From polemical discussions on subjects such as cow vigilantism and ‘pseudo-science’ to poetry, and art and street theatre as expressions of harmony and protest, a two-day event to be held in December will look at continuing the dialogue on Constitutional ideals and India’s syncretic traditions. The Mumbai Collective, established in March 2016 following a series of incidents in 2015-16 including the decision by eminent writers and thinkers to return state awards, the attacks on educational institutions, Rohith Vemula’s suicide and the Kanhaiya Kumar incident in JNU, will be held on December 9 and 10.
Among those scheduled to speak at the event on December 9 and 10 are writer Kiran Nagarkar, constitutional expert A G Noorani, actor-director Nandita Das, civil rights activist Harsh Mander, prominent Dalit intellectual from Maharashtra Raosaheb Kasbe and Communist Party leader Prakash Karat.
“The Mumbai Collective was conceptualised as a broad platform of people from all walks of life in Mumbai, liberal, secular-minded people who believe in the importance of the rights guaranteed by our Constitution including freedom and inclusion, and who are worried that these rights are being violated more frequently now, people who are worried about this drift we are witnessing around us,” said Prof R Ramakumar, dean of the School of Development Studies at TISS, among those in the organising team. “This is a place where such people can come together and hold hands in solidarity.”
Last year, the first edition of the Mumbai Collective witnessed more than 2,000 people attending. “We had expected only 400-500 people, and were overwhelmed by this response.

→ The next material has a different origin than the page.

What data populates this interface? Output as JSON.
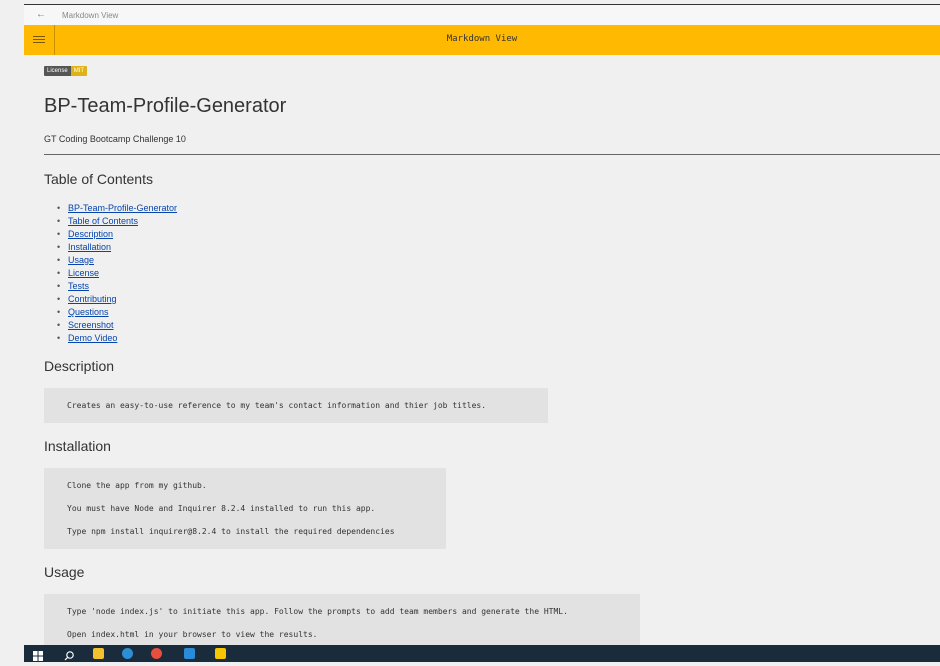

This told us that Mumbai needs a platform like this where like-minded people can listen to voices of dissent or contribute to a cause,” said Ramakumar.
Like last year, the Collective this year will include panel discussions and talks, but viewed from a wider perspective. Three special lectures have been planned – A G Noorani on ‘Who Killed Gandhi?’; Kashmiri Communist leader Md Yusuf Tarigami on ‘The Impasse in Kashmir’; and social scientist Professor Ghanshyam Shah on ‘The Myth of the Gujarat Model of Development’.
Organisers said the distinctiveness of the platform is that it is interactive, not simply a series of monologues. The Collective will discuss at length three drivers of current unrest – agrarian distress, demonetisation and GST – among the middle classes, agriculturalists and small traders. Dr Ajit Nawale, the farmer leader among those at the helm of the Maharashtra farmers’ agitations including a strike earlier this year, will be on a panel discussing the crises in rural Maharashtra.
Bezwada Wilson of the all-India Safai Karmachari Aandolan will address questions of whether caste hierarchies have been left intact through the Swachh Bharat Abhiyaan’s focus on cleanliness, for example through not tackling manual scavenging.
While corporate control of media houses was on the list of subjects discussed last year, this year’s Collective will also look at the role of alternative media platforms. Marathi and Hindi actor-director Rasika Agashe will also hold a reading of ‘Vidrohi Kavitayein’ or poetry of protest. Kiran Nagarkar, Nandita Das and Kanhaiya Kumar are sated to speak on artists and freedom of speech, while lawyer Mihir Desai will speak on the right to privacy judgments and the spectre of a surveillance state.
Also on the calendar are performances by Dalit poet-balladeer Sambhaji Bhagat and Sufi singer Dhruv Sanghari.
(The Mumbai Collective, 2017, will be held at on December 9 and 10 at the YB Chavan Centre, Nariman Point.)